■ **Problem details**
What lines below contain the word "Target"? Please pull each one out.

..............................

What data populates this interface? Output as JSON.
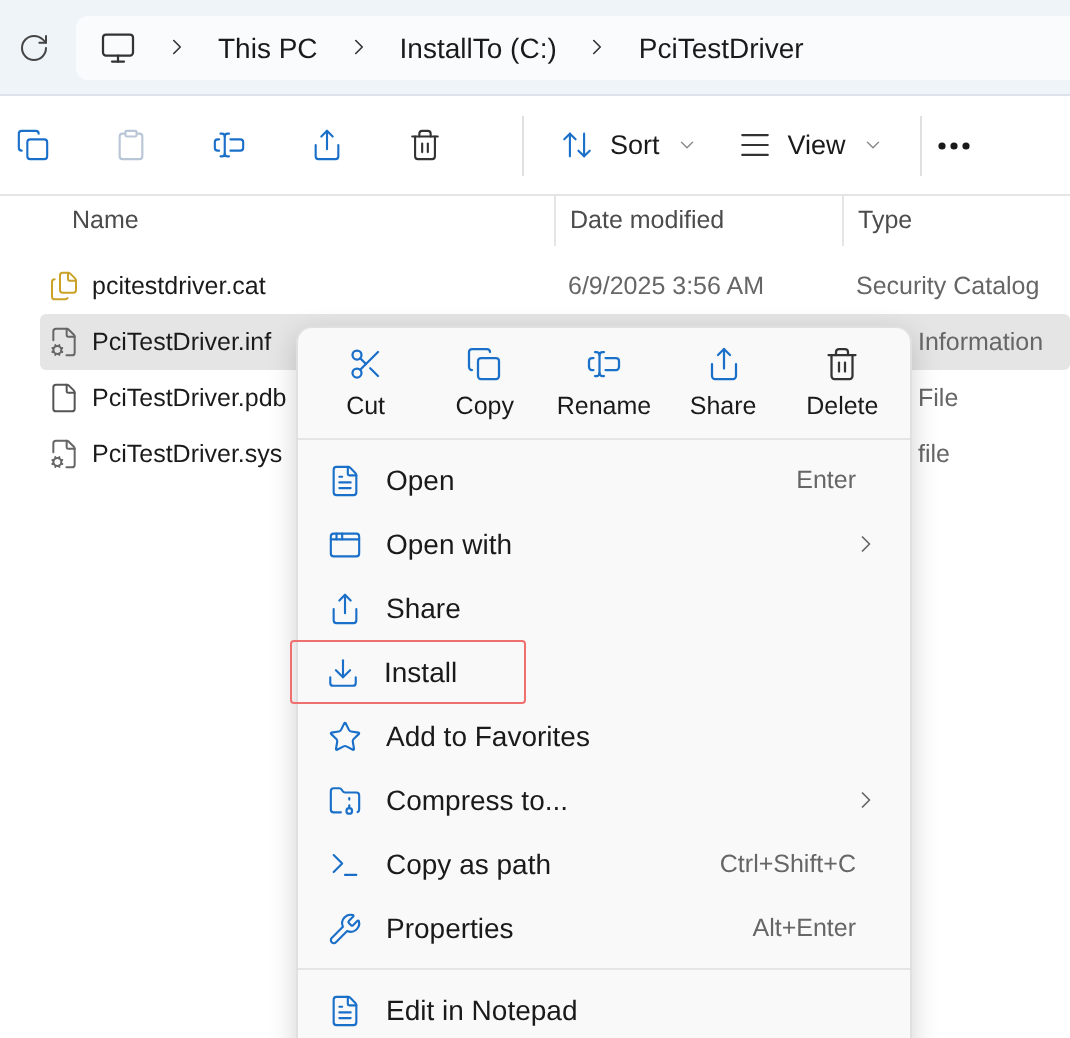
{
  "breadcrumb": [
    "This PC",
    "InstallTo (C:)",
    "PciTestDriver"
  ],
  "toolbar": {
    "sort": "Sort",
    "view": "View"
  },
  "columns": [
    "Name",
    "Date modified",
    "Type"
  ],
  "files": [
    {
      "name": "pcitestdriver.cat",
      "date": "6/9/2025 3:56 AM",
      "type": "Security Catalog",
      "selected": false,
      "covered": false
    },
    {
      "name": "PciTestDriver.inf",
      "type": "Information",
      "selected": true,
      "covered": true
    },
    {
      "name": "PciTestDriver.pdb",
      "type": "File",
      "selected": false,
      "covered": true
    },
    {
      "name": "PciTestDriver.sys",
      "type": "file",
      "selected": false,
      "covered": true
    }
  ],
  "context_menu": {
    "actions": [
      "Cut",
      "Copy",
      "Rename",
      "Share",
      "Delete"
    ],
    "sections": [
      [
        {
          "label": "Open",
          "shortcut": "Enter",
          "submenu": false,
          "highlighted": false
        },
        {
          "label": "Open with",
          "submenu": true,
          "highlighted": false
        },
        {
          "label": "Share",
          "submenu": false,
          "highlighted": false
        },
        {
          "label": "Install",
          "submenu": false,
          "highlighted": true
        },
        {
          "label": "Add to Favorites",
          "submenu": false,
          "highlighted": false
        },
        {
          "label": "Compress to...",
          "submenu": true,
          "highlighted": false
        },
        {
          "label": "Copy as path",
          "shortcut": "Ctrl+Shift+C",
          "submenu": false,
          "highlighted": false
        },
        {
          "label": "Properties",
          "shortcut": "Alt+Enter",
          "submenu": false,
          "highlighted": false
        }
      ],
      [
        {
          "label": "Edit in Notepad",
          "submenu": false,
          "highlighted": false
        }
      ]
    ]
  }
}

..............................

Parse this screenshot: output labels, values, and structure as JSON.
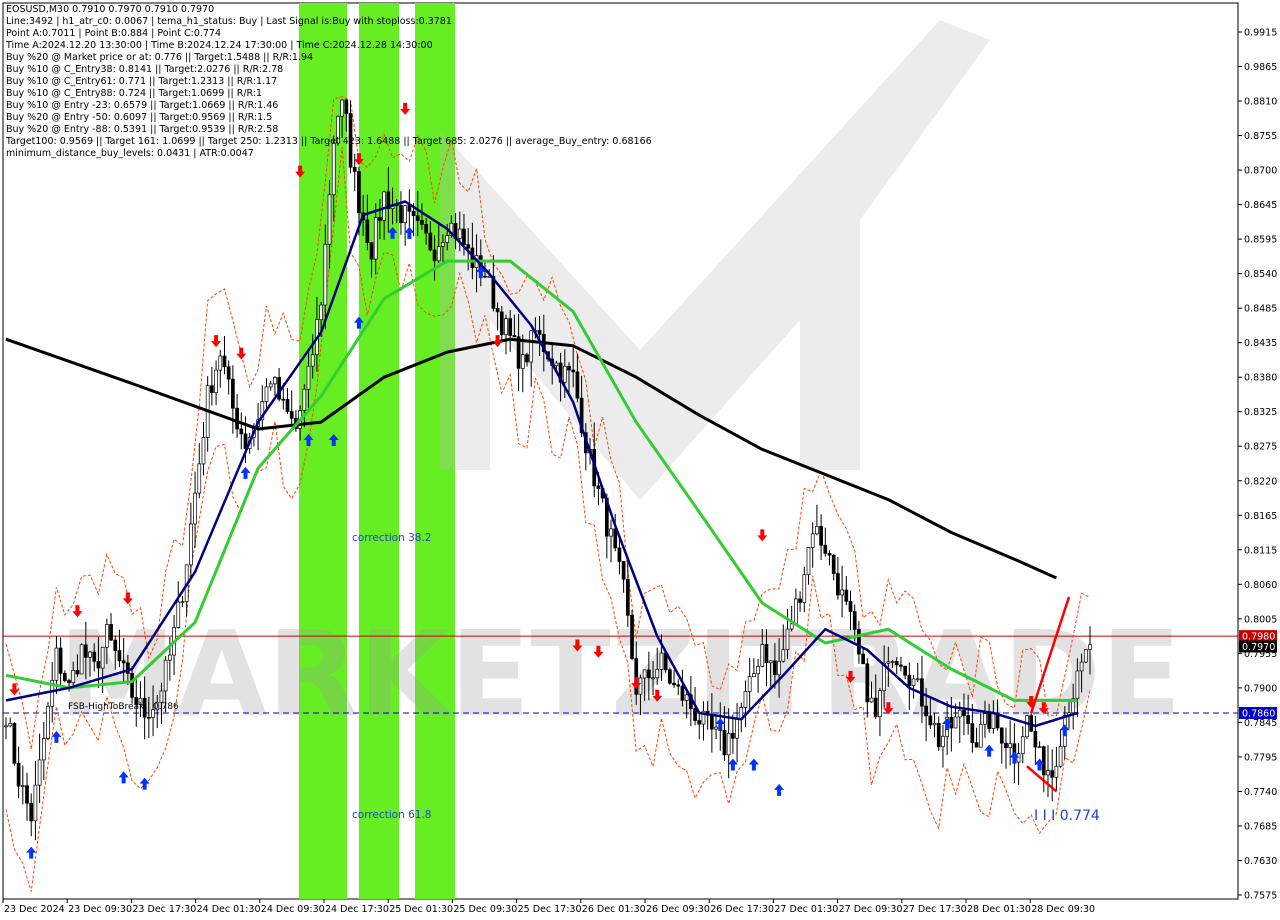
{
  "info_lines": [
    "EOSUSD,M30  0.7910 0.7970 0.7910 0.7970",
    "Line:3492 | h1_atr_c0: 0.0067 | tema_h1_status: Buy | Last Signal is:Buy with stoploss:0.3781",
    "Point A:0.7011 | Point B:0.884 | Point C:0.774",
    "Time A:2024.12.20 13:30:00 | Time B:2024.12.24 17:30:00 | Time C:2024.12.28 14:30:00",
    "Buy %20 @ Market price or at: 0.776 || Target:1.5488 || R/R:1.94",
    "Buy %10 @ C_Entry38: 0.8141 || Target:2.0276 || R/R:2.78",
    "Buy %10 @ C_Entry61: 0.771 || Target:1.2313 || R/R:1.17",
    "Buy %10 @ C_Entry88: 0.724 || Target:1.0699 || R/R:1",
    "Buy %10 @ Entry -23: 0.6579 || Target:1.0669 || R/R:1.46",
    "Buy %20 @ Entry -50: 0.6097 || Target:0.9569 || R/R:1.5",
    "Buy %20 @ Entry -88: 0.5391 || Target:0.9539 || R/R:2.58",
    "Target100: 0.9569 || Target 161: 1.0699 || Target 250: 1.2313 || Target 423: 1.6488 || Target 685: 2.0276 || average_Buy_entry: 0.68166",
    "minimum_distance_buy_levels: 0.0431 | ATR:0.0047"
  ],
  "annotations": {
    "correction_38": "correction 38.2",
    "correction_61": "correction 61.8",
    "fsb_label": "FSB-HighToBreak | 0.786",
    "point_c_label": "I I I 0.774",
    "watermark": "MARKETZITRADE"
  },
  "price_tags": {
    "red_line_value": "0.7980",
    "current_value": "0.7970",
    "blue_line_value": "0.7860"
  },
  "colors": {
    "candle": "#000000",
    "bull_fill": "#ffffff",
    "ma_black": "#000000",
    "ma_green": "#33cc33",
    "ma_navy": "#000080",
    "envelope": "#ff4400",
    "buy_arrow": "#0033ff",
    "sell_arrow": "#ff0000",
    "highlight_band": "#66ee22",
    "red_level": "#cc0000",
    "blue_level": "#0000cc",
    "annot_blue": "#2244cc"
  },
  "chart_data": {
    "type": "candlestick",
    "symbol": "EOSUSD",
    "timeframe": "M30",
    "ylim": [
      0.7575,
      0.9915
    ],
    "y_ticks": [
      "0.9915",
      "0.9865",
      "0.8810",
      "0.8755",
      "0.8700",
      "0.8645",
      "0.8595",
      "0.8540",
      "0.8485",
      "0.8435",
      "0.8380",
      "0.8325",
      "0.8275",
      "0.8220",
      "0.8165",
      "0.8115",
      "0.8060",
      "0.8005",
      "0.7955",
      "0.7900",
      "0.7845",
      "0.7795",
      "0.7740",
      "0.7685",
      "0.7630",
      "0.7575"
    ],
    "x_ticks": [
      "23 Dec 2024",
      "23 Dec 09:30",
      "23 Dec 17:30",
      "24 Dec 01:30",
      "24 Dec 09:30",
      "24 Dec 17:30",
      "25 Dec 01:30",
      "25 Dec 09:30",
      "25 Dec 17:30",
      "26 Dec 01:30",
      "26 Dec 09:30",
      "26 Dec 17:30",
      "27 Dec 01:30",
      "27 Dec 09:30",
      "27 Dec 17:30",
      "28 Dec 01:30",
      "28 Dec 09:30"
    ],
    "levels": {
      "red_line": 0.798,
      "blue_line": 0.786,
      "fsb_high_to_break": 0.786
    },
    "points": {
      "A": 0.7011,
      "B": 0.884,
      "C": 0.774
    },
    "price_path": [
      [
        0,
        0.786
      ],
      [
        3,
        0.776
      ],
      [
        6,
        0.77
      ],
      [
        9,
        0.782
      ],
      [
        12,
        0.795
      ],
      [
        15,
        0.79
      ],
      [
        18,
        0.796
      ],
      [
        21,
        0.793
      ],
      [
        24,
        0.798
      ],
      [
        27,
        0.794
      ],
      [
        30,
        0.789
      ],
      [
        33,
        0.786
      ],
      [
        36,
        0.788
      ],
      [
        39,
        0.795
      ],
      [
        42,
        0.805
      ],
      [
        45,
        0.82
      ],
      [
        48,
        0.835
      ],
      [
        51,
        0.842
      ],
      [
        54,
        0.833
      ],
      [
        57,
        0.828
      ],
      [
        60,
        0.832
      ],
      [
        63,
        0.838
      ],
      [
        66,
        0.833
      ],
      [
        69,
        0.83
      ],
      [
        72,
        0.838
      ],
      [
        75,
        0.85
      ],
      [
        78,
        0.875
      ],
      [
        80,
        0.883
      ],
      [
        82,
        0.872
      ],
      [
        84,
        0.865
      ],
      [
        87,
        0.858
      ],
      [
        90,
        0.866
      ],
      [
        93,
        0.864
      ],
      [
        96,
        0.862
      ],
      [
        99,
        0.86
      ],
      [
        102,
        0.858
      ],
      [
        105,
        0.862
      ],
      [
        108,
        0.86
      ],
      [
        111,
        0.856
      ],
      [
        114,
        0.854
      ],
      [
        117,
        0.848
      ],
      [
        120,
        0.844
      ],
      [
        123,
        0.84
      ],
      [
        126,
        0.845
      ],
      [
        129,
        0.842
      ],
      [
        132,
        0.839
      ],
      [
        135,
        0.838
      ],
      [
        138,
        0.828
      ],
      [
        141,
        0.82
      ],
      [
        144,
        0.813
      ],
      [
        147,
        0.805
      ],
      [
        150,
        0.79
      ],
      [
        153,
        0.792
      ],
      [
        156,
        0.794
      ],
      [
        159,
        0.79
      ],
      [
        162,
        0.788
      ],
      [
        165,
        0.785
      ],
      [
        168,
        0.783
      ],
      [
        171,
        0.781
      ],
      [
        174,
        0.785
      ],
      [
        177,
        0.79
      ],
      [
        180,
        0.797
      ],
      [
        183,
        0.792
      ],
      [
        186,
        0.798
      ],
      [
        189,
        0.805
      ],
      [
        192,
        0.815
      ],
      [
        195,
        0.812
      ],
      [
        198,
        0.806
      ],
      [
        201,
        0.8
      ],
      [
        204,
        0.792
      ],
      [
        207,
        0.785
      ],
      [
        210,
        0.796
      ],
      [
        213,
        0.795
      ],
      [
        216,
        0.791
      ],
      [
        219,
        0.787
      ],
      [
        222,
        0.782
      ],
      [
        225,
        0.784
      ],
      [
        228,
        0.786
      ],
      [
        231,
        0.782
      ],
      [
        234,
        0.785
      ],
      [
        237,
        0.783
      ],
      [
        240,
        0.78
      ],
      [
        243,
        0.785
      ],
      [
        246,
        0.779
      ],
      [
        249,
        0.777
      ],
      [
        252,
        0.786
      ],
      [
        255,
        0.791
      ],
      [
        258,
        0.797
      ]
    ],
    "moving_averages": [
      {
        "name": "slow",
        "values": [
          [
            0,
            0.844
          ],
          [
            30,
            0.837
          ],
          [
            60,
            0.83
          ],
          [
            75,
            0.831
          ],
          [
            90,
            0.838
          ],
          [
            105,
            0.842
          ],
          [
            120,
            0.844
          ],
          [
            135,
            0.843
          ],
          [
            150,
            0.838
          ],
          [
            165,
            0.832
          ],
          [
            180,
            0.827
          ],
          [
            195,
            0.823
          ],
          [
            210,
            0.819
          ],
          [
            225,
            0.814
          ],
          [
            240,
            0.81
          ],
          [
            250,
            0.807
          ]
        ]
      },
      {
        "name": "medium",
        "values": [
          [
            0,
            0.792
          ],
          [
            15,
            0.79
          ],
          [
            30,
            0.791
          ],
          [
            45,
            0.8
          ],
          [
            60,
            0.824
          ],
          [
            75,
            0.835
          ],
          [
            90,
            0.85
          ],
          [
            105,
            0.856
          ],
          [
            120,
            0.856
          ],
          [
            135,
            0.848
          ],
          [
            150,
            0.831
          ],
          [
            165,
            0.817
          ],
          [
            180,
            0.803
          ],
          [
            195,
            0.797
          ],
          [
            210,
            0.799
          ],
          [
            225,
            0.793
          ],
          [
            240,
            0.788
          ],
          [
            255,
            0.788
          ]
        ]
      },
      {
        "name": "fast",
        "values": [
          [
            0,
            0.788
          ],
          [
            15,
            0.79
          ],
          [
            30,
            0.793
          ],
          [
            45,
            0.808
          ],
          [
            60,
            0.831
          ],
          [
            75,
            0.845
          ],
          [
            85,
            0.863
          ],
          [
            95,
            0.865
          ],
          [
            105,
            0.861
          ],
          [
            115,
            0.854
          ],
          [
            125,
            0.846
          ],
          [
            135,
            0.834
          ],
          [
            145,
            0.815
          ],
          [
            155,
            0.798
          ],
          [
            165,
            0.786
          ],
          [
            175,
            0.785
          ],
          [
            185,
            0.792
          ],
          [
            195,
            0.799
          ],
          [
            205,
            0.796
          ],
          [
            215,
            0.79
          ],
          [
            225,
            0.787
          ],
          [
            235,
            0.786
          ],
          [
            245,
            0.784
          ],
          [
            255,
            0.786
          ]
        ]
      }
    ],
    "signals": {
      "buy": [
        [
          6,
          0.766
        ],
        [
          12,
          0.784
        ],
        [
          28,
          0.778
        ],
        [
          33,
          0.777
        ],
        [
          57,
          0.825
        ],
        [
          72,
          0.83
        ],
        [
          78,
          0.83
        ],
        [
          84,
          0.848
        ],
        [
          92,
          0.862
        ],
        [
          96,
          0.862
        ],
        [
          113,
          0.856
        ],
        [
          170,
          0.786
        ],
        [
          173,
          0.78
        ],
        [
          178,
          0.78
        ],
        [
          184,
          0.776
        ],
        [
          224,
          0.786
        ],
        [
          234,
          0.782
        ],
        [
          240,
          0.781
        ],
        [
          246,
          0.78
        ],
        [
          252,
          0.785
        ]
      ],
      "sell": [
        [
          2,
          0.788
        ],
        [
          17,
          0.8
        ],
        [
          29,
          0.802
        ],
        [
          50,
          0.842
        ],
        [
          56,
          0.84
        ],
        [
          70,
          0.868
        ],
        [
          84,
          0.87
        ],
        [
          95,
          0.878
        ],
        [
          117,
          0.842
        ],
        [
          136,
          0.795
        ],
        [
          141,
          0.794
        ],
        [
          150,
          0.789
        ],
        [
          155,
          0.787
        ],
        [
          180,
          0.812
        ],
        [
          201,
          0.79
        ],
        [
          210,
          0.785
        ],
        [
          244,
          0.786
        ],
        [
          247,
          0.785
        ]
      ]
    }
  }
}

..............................

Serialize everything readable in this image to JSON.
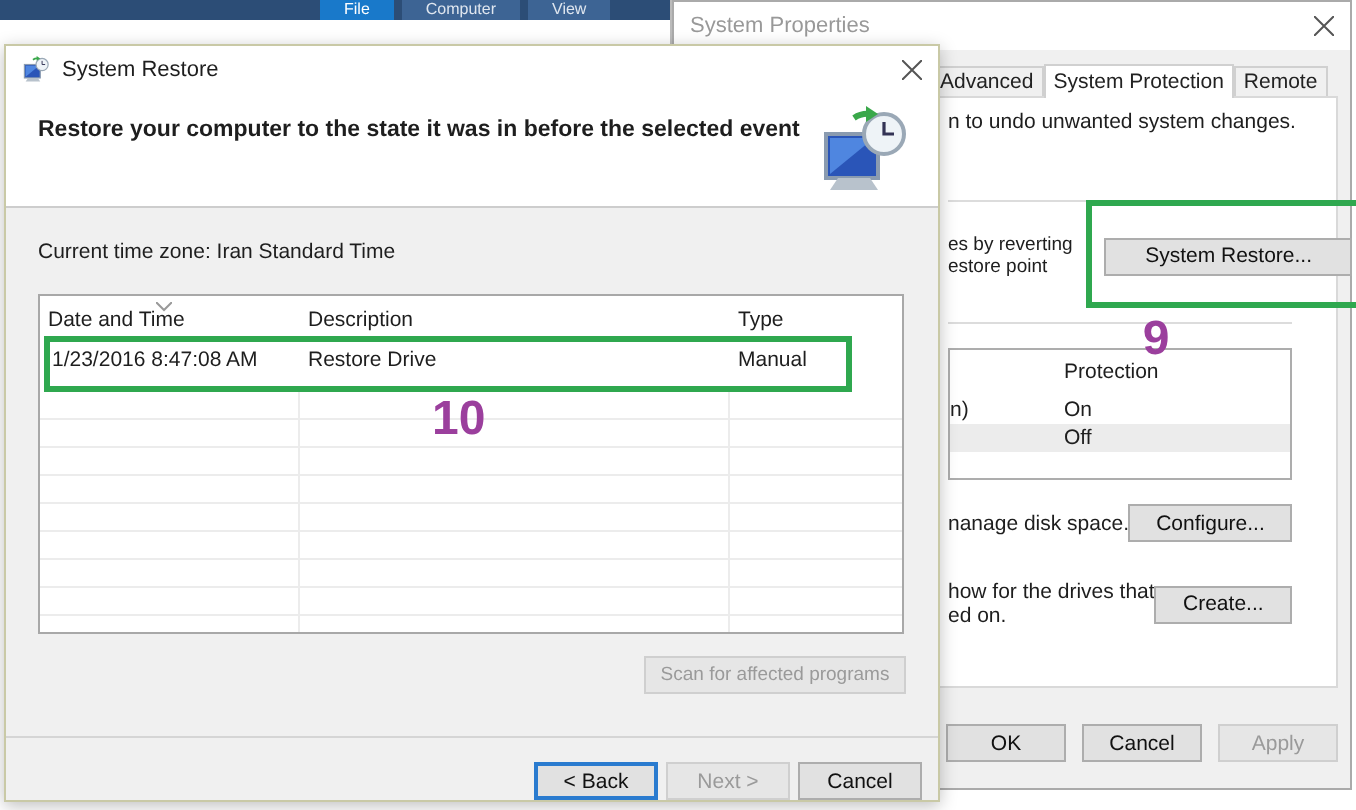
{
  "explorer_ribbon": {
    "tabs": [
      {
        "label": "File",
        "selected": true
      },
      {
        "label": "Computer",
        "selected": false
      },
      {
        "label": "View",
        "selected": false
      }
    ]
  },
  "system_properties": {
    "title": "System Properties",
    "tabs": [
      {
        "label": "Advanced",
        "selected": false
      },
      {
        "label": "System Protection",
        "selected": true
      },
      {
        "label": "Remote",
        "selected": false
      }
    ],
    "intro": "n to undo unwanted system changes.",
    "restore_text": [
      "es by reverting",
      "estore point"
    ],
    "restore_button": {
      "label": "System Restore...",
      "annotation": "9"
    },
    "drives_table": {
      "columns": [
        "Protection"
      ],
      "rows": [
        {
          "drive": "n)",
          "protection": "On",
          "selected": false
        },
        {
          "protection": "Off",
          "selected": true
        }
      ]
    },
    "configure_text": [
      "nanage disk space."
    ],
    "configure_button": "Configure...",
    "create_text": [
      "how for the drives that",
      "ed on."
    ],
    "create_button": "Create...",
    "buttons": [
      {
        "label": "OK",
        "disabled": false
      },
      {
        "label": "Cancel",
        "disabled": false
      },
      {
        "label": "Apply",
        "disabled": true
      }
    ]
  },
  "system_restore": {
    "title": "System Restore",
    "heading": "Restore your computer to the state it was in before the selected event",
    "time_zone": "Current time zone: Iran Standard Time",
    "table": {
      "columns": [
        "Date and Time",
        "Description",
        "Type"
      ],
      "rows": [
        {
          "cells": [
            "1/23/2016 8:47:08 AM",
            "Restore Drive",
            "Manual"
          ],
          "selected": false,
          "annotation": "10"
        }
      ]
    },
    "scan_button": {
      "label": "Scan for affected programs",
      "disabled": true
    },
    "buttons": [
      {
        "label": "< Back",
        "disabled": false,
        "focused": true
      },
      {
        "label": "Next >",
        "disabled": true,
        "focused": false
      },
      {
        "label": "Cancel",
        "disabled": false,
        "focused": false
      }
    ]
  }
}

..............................

■ **Result**
    "Buy %20 @ Market price or at: 0.776 || Target:1.5488 || R/R:1.94",
    "Buy %10 @ C_Entry38: 0.8141 || Target:2.0276 || R/R:2.78",
    "Buy %10 @ C_Entry61: 0.771 || Target:1.2313 || R/R:1.17",
    "Buy %10 @ C_Entry88: 0.724 || Target:1.0699 || R/R:1",
    "Buy %10 @ Entry -23: 0.6579 || Target:1.0669 || R/R:1.46",
    "Buy %20 @ Entry -50: 0.6097 || Target:0.9569 || R/R:1.5",
    "Buy %20 @ Entry -88: 0.5391 || Target:0.9539 || R/R:2.58",
    "Target100: 0.9569 || Target 161: 1.0699 || Target 250: 1.2313 || Target 423: 1.6488 || Target 685: 2.0276 || average_Buy_entry: 0.68166",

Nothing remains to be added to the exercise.